Car racks for your paddling gear are great, making sure you can safely transport your craft of choice from home to your waterborne adventure. However, you still have to get your canoe, kayak, or SUP from vehicle to water, without damaging it or your precious vertebrae. For that, stick to the following pointers for effectively carrying your boat or board from land to sea.
Tandem vs. Solo Carry
In general, the more the merrier. If you have the time and the partner(s), using two people to carry a paddlecraft is easier than hefting it solo—especially for bigger, heavier boats like canoes, sea kayaks, sit-on-tops and fishing kayaks. For that, station one person at each end and grab the craft’s carrying handles or grab loops on the bow and stern. Lift with your legs (not your back) and keep your carrying arm straight to lessen fatigue. Note: The person in the lead should call out any upcoming obstacles (like steps, rocks and logs), which might be obscured to the stern carrier by the boat’s hull. Hint: Carrying the boat at a slight angle increases line-of-sight visibility for the rear carrier. If your paddlecraft doesn’t have carrying handles, grab the end of the hull by cradling it in your arms.
For bigger and heavier boats like canoes, fishing kayaks and sea kayaks, another option is using a paddling cart, which is designed to transport your paddlecraft to and from launches. A variety of carts exist for different capacities and terrain, most employing two wheels that attach beneath the boat’s stern, with a strap extending over the top of the hull for load security. Some carts break down so you can bring them with you on the boat while others are designed to be left in the car until you return.
Carrying Your Canoe Solo

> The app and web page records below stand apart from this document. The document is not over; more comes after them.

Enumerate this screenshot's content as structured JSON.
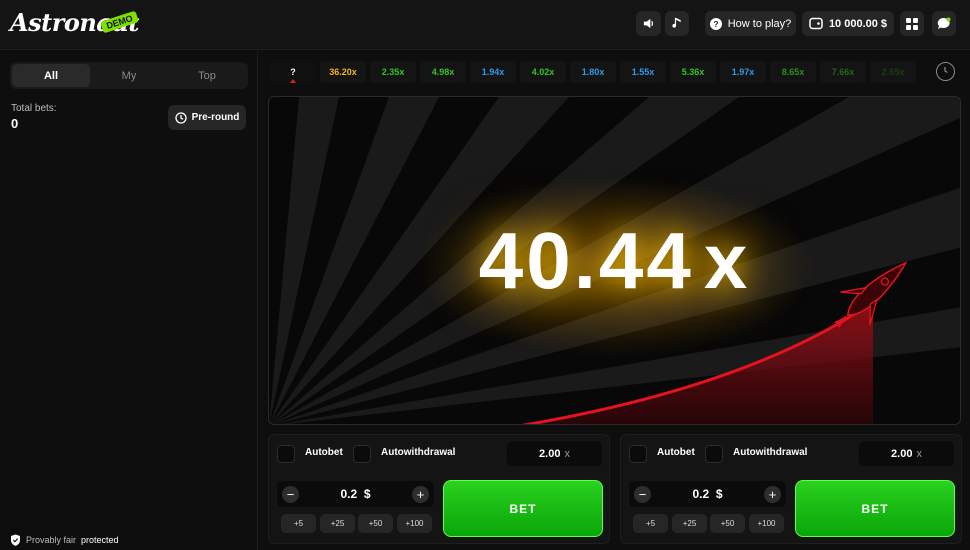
{
  "header": {
    "logo_text": "Astronaut",
    "demo_badge": "DEMO",
    "how_to_play": "How to play?",
    "balance": "10 000.00 $",
    "icons": [
      "volume-icon",
      "music-icon",
      "help-icon",
      "wallet-icon",
      "grid-menu-icon",
      "chat-icon"
    ]
  },
  "left_panel": {
    "tabs": [
      {
        "label": "All",
        "active": true
      },
      {
        "label": "My",
        "active": false
      },
      {
        "label": "Top",
        "active": false
      }
    ],
    "total_bets_label": "Total bets:",
    "total_bets_value": "0",
    "preround_label": "Pre-round",
    "fair_label": "Provably fair",
    "fair_status": "protected"
  },
  "history": [
    {
      "value": "?",
      "color": "#ffffff"
    },
    {
      "value": "36.20x",
      "color": "#f5b21d"
    },
    {
      "value": "2.35x",
      "color": "#34c324"
    },
    {
      "value": "4.98x",
      "color": "#34c324"
    },
    {
      "value": "1.94x",
      "color": "#2f9ae8"
    },
    {
      "value": "4.02x",
      "color": "#34c324"
    },
    {
      "value": "1.80x",
      "color": "#2f9ae8"
    },
    {
      "value": "1.55x",
      "color": "#2f9ae8"
    },
    {
      "value": "5.36x",
      "color": "#34c324"
    },
    {
      "value": "1.97x",
      "color": "#2f9ae8"
    },
    {
      "value": "8.65x",
      "color": "#2a8f20"
    },
    {
      "value": "7.66x",
      "color": "#1f6a18"
    },
    {
      "value": "2.65x",
      "color": "#1e3a18"
    }
  ],
  "game": {
    "multiplier": "40.44",
    "multiplier_suffix": "x",
    "accent_glow": "#ffc400",
    "curve_color": "#c8101a"
  },
  "bet_panels": [
    {
      "autobet_label": "Autobet",
      "autowithdrawal_label": "Autowithdrawal",
      "autowithdrawal_value": "2.00",
      "autowithdrawal_unit": "x",
      "amount": "0.2",
      "currency": "$",
      "quick_amounts": [
        "+5",
        "+25",
        "+50",
        "+100"
      ],
      "bet_label": "BET"
    },
    {
      "autobet_label": "Autobet",
      "autowithdrawal_label": "Autowithdrawal",
      "autowithdrawal_value": "2.00",
      "autowithdrawal_unit": "x",
      "amount": "0.2",
      "currency": "$",
      "quick_amounts": [
        "+5",
        "+25",
        "+50",
        "+100"
      ],
      "bet_label": "BET"
    }
  ]
}
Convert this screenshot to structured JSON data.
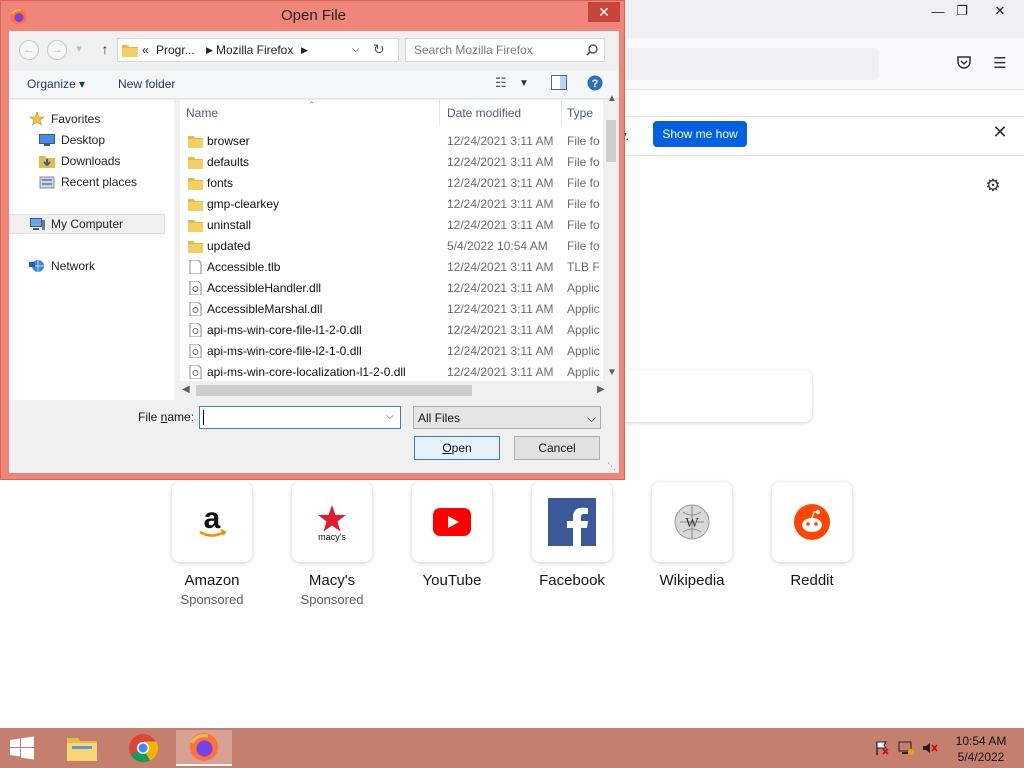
{
  "dialog": {
    "title": "Open File",
    "address": {
      "overflow": "«",
      "segments": [
        "Progr...",
        "Mozilla Firefox"
      ]
    },
    "search_placeholder": "Search Mozilla Firefox",
    "commands": {
      "organize": "Organize",
      "new_folder": "New folder"
    },
    "nav": {
      "favorites": "Favorites",
      "desktop": "Desktop",
      "downloads": "Downloads",
      "recent": "Recent places",
      "computer": "My Computer",
      "network": "Network"
    },
    "columns": {
      "name": "Name",
      "date": "Date modified",
      "type": "Type"
    },
    "files": [
      {
        "name": "browser",
        "date": "12/24/2021 3:11 AM",
        "type": "File fol",
        "kind": "folder"
      },
      {
        "name": "defaults",
        "date": "12/24/2021 3:11 AM",
        "type": "File fol",
        "kind": "folder"
      },
      {
        "name": "fonts",
        "date": "12/24/2021 3:11 AM",
        "type": "File fol",
        "kind": "folder"
      },
      {
        "name": "gmp-clearkey",
        "date": "12/24/2021 3:11 AM",
        "type": "File fol",
        "kind": "folder"
      },
      {
        "name": "uninstall",
        "date": "12/24/2021 3:11 AM",
        "type": "File fol",
        "kind": "folder"
      },
      {
        "name": "updated",
        "date": "5/4/2022 10:54 AM",
        "type": "File fol",
        "kind": "folder"
      },
      {
        "name": "Accessible.tlb",
        "date": "12/24/2021 3:11 AM",
        "type": "TLB Fil",
        "kind": "file"
      },
      {
        "name": "AccessibleHandler.dll",
        "date": "12/24/2021 3:11 AM",
        "type": "Applic",
        "kind": "dll"
      },
      {
        "name": "AccessibleMarshal.dll",
        "date": "12/24/2021 3:11 AM",
        "type": "Applic",
        "kind": "dll"
      },
      {
        "name": "api-ms-win-core-file-l1-2-0.dll",
        "date": "12/24/2021 3:11 AM",
        "type": "Applic",
        "kind": "dll"
      },
      {
        "name": "api-ms-win-core-file-l2-1-0.dll",
        "date": "12/24/2021 3:11 AM",
        "type": "Applic",
        "kind": "dll"
      },
      {
        "name": "api-ms-win-core-localization-l1-2-0.dll",
        "date": "12/24/2021 3:11 AM",
        "type": "Applic",
        "kind": "dll"
      }
    ],
    "filename_label_pre": "File ",
    "filename_label_u": "n",
    "filename_label_post": "ame:",
    "filename_value": "",
    "filter": "All Files",
    "open_pre": "",
    "open_u": "O",
    "open_post": "pen",
    "cancel": "Cancel"
  },
  "firefox": {
    "notification_fragment": "y.",
    "show_me_how": "Show me how",
    "top_sites": [
      {
        "title": "Amazon",
        "sub": "Sponsored",
        "icon": "amazon-logo"
      },
      {
        "title": "Macy's",
        "sub": "Sponsored",
        "icon": "macys-logo"
      },
      {
        "title": "YouTube",
        "sub": "",
        "icon": "youtube-logo"
      },
      {
        "title": "Facebook",
        "sub": "",
        "icon": "facebook-logo"
      },
      {
        "title": "Wikipedia",
        "sub": "",
        "icon": "wikipedia-logo"
      },
      {
        "title": "Reddit",
        "sub": "",
        "icon": "reddit-logo"
      }
    ]
  },
  "taskbar": {
    "time": "10:54 AM",
    "date": "5/4/2022"
  },
  "colors": {
    "dialog_frame": "#f08679",
    "dialog_close": "#c7453a",
    "accent_button": "#0061e0",
    "taskbar": "#c57f6e"
  }
}
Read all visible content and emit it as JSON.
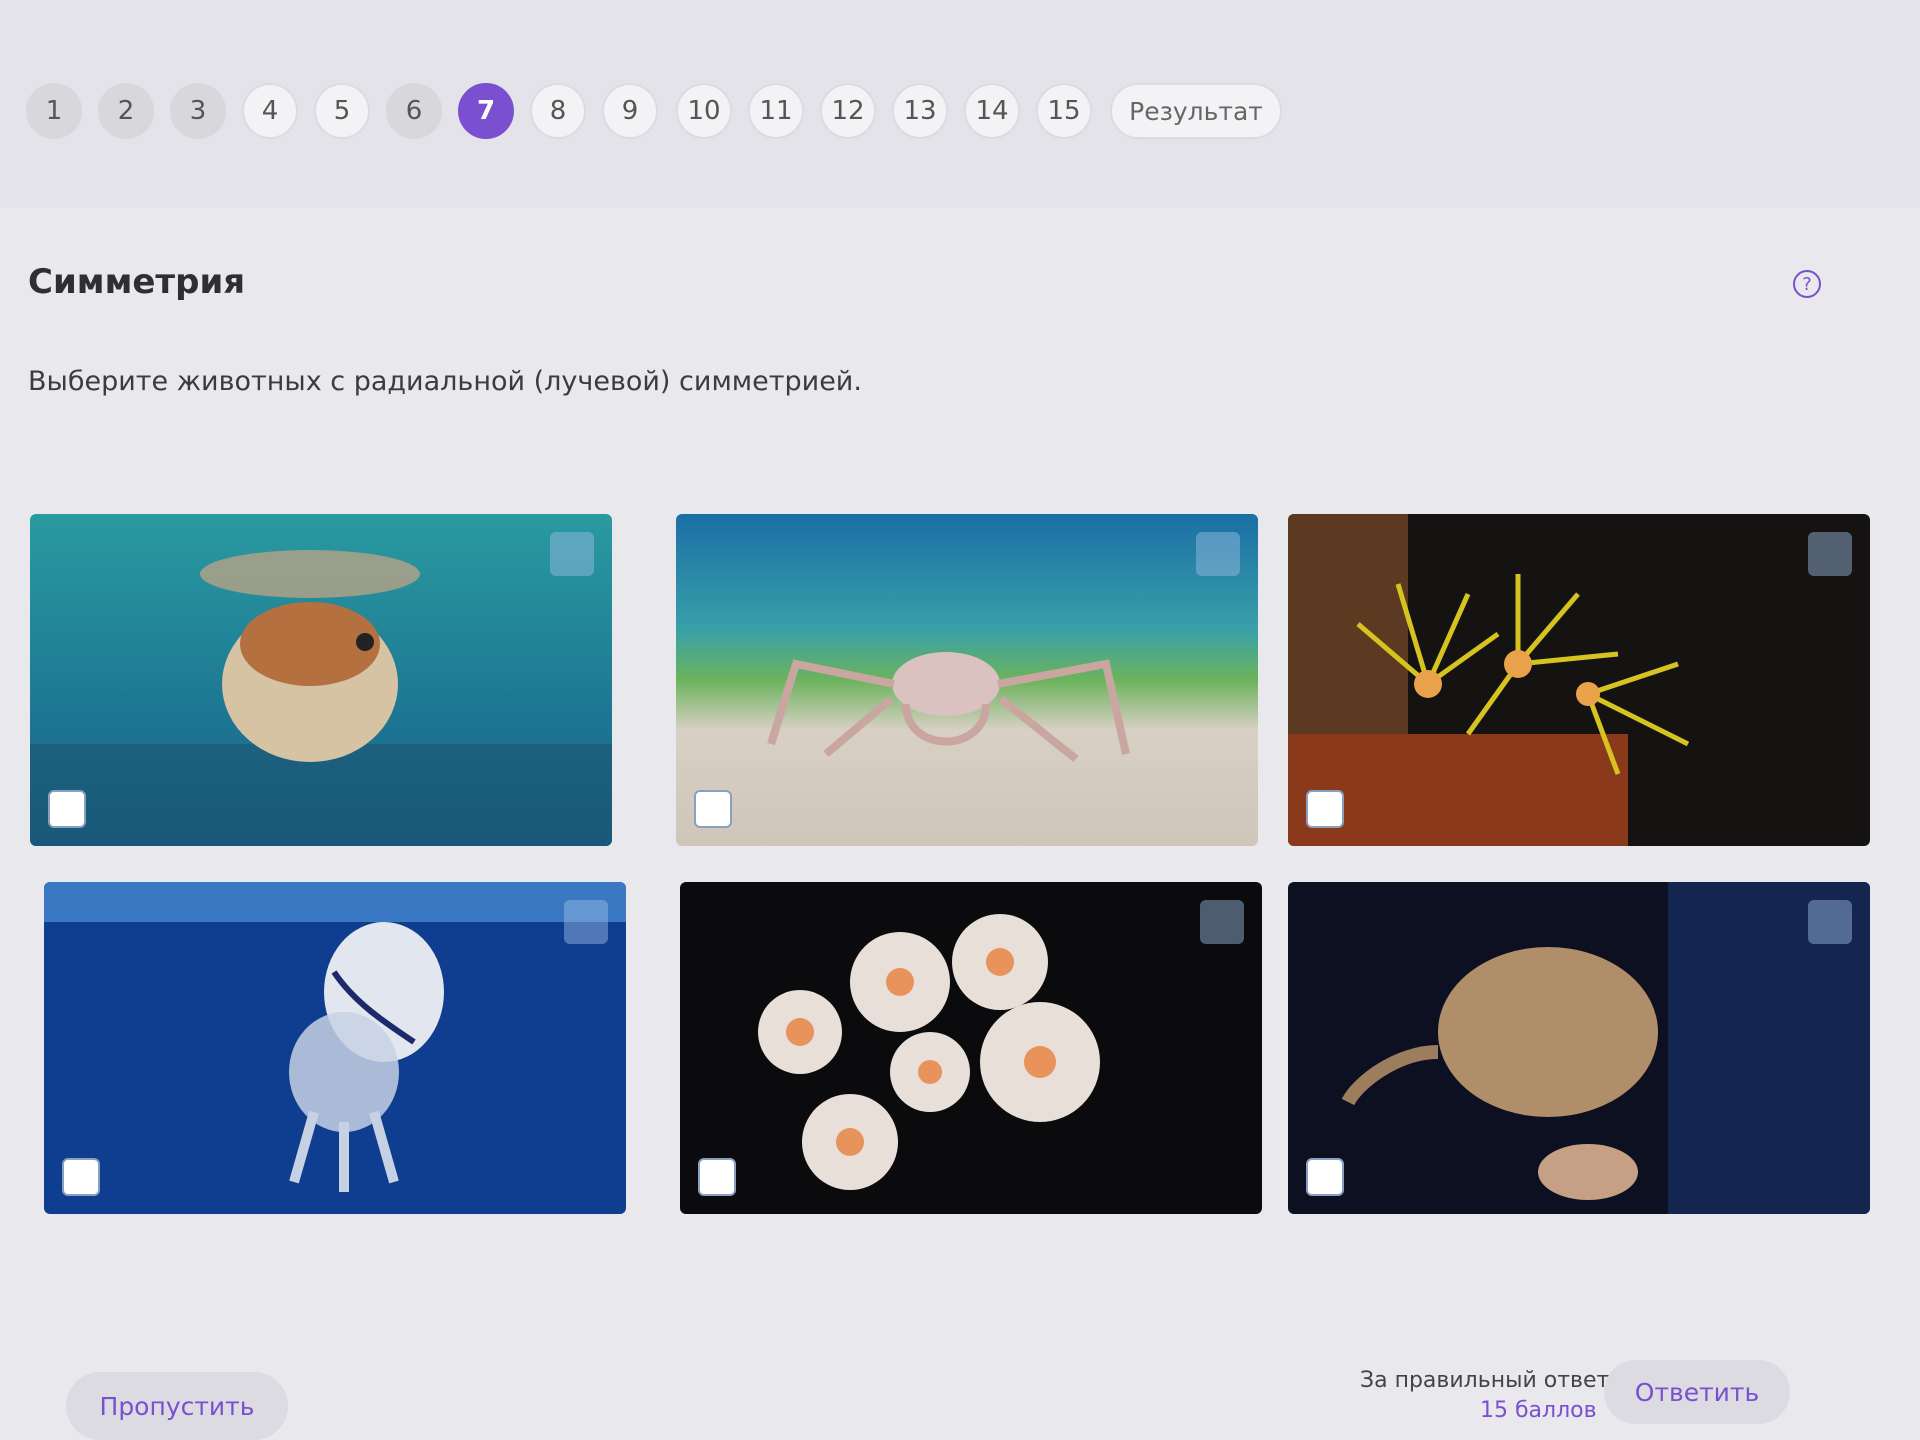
{
  "steps": {
    "items": [
      "1",
      "2",
      "3",
      "4",
      "5",
      "6",
      "7",
      "8",
      "9",
      "10",
      "11",
      "12",
      "13",
      "14",
      "15"
    ],
    "current": "7",
    "result_label": "Результат"
  },
  "question": {
    "title": "Симметрия",
    "text": "Выберите животных с радиальной (лучевой) симметрией."
  },
  "options": [
    {
      "subject": "pufferfish",
      "checked": false
    },
    {
      "subject": "spider-crab",
      "checked": false
    },
    {
      "subject": "yellow-zoanthids",
      "checked": false
    },
    {
      "subject": "jellyfish",
      "checked": false
    },
    {
      "subject": "sea-anemones",
      "checked": false
    },
    {
      "subject": "electric-ray",
      "checked": false
    }
  ],
  "footer": {
    "skip_label": "Пропустить",
    "reward_label": "За правильный ответ",
    "reward_points": "15 баллов",
    "answer_label": "Ответить"
  },
  "colors": {
    "accent": "#7a4fd0",
    "background": "#e9e8ed"
  }
}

Transporting a bulky canoe from car to water isn’t always easy. (Hints: Always drive as close to the water as possible; consider using paddling carts, which you can take with you for suitable portages; and feel free to drag it if you’re on soft grass or sand.) If you’re solo and have to carry it, here’s the technique: Stand at the canoe’s center, grasp the close gunwale with both hands and lean the canoe so its hull is pressed against your legs. Next, grab the center of the yoke to hoist the canoe up onto your thighs. From here, grab the far gunwale with your left hand, just forward of the yoke, rock the craft back and forth on your thighs and then, in one motion, flip the canoe over your head while rotating it 90 degrees, so the yoke lands across your shoulders. Stand up and keep your hands positioned on each gunwale as you walk, balancing the weight of the canoe on your collar and shoulders. To lower, repeat, using the opposite procedure to lower the canoe back onto the ground.